(App and web page records)
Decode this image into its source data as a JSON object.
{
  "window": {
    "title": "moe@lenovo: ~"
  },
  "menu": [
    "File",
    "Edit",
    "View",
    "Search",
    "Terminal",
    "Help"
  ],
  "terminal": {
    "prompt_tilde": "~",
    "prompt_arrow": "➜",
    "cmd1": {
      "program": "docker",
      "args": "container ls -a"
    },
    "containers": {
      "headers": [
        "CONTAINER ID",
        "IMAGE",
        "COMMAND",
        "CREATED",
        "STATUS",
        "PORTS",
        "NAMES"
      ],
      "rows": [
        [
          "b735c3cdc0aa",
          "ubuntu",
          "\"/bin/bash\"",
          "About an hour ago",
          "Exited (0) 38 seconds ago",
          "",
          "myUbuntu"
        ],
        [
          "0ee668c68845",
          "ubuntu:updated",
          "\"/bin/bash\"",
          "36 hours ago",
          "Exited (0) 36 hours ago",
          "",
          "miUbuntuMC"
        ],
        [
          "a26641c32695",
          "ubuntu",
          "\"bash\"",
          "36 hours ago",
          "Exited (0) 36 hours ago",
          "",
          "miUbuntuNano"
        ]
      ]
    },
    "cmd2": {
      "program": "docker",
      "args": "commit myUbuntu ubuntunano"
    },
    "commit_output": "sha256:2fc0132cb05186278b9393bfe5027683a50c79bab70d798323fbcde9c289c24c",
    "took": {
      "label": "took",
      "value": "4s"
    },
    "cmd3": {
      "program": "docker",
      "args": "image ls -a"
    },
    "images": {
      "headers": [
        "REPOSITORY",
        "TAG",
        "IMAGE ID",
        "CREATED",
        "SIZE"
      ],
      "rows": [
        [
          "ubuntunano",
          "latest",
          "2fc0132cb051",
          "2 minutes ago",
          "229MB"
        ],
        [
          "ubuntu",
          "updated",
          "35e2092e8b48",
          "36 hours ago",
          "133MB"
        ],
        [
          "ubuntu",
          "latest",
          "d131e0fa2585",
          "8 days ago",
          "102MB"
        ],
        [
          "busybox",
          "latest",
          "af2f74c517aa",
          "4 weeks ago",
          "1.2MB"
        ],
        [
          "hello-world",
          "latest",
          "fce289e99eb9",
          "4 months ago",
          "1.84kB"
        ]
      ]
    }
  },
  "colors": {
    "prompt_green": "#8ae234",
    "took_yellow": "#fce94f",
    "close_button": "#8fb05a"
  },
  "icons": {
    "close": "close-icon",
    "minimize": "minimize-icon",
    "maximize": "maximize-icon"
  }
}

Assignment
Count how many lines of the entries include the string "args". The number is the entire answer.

Response to this exercise
3